The next set of ripples represent the communication that happens within the clinic, including incident reports and chart notes, along with the communication that happens with the clinic’s liability insurance company. This means written documentation as well as verbal conversations -- safety incidents always provide an occasion to have a safety meeting, just sayin’. This is a place where punks can offer support to each other, and also receive support from outside professionals (a major reason why we pay our insurance companies).

Finally, there are the ripples that represent people reaching out to a wider community for support. This is one of the most important opportunities for all of us to contribute to a culture of safety.

Here’s the thing about risk and community acupuncture: as a patient, the more acupuncture treatments you receive, the more chances there are for something to go sideways. Ditto for a punk -- the more acupuncture treatments you give, the more chances there are for you to experience an adverse event or make an error. It’s just math. Our low cost/high volume model creates the opportunity for broad access and deep experience with acupuncture -- as well as more chances for safety incidents to happen. (Including incidents like the one in report #92, where the acupuncturist had nothing to do with the patient’s injury.) It’s really important for community acupuncturists in particular to develop a healthy, neutral, safety-positive relationship to risk. Everyone has a different risk tolerance, and ideally everyone will spend some time reflecting on what that looks like, for them, in their practice.

However. We can’t make good individual decisions about risk unless we have better collective conversations about safety.

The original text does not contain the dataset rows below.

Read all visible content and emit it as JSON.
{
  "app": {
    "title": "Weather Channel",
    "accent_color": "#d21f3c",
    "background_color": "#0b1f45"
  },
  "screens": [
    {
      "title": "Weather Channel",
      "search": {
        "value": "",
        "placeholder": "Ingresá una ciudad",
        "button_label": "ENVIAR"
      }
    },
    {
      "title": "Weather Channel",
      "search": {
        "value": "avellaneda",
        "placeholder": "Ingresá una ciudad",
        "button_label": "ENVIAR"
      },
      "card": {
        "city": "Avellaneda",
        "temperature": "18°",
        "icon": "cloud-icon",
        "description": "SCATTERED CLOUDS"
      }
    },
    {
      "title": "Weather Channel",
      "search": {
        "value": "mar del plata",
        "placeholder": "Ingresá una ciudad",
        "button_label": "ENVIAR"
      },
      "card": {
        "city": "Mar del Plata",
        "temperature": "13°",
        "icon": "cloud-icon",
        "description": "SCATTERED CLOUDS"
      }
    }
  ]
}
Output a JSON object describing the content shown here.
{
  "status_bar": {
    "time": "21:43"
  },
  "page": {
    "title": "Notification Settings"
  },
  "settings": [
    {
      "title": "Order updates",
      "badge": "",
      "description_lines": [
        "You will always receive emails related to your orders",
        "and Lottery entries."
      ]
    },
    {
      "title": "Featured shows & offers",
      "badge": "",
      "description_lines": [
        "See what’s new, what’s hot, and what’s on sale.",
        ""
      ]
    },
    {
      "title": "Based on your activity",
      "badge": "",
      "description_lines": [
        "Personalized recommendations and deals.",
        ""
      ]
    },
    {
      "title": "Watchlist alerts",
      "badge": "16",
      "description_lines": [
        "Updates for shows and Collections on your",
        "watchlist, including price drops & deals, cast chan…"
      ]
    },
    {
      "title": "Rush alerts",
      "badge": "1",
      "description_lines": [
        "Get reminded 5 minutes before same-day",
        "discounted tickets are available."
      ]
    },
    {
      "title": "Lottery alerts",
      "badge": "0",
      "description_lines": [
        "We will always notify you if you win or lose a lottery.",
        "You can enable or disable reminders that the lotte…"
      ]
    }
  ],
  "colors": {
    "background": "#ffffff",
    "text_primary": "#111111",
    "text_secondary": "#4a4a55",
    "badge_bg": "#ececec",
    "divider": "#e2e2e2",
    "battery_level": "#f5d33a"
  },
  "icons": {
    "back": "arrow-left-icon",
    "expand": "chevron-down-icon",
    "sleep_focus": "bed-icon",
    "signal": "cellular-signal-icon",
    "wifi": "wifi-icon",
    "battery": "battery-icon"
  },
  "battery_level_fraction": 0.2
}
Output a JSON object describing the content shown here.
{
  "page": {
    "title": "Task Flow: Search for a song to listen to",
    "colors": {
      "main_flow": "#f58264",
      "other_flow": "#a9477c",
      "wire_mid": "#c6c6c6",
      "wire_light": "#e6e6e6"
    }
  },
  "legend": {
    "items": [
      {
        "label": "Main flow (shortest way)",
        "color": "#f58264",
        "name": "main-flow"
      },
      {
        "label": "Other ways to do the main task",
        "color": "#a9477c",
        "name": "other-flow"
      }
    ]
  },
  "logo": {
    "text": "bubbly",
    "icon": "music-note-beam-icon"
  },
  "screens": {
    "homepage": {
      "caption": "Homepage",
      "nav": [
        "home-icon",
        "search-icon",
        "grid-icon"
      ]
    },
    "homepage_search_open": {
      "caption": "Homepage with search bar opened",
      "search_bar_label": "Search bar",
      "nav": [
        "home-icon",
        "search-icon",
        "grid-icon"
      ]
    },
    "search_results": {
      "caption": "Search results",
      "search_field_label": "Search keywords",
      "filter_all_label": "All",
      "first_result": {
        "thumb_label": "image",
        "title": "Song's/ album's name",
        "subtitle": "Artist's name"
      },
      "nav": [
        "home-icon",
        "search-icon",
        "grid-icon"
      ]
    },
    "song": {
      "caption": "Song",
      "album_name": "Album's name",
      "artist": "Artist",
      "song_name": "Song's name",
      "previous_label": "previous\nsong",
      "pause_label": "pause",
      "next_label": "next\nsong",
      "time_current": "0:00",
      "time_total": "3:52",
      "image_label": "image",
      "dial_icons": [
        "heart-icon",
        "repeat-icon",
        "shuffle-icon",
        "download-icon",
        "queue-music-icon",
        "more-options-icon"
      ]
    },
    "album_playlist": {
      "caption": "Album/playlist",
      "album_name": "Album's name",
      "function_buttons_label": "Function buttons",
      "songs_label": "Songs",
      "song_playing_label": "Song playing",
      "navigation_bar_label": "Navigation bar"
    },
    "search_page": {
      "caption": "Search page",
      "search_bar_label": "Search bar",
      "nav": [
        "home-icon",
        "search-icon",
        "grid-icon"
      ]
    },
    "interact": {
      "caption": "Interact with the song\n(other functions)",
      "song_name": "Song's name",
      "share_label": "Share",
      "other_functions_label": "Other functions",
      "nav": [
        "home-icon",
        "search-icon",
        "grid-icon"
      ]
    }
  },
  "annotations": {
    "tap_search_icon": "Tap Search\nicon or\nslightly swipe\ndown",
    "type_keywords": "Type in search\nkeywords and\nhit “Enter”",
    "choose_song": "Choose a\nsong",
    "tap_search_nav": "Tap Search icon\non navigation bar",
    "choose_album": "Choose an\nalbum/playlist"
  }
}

Another commenter in the online discussion mentioned that they believed, based on experience and research, that pneumothoraxes are more common than the acupuncture profession acknowledges. I’m sure that’s true, and there’s a vicious cycle: if L.Acs noisily complain that pneumothoraxes are only caused by all those undertrained physical therapists trying to steal our medicine, how many L.Acs will be willing to share publicly that they experienced a pneumothorax in their own practices? And if L.Acs don’t disclose when these things happen (and really, why would they? Who wants to be blamed, shamed, and second-guessed about an already very stressful event?) the rest of us are left with the impression that pneumothoraxes are less common than they actually are, which means we’re not able to make truly informed decisions about the risks we take.

This is the situation we’re trying to change with our AERD. A culture of safety is the opposite of the vicious cycle. If people feel socially safe about sharing safety data, we’ll all be able to make better informed decisions about safety and risk. The more we communicate about safety data, the safer it becomes to communicate, and the more information there is to share, which leads to better informed decisions about risk, which leads to more safety, etc. We can all contribute to a culture of safety by being supportive and grateful when people share their safety data, regardless of whether it’s an adverse event or an error or an extraordinarily unfortunate coincidence. Heartfelt thanks to everyone who’s contributed their experiences — POCA Tech students and faculty appreciate it enormously.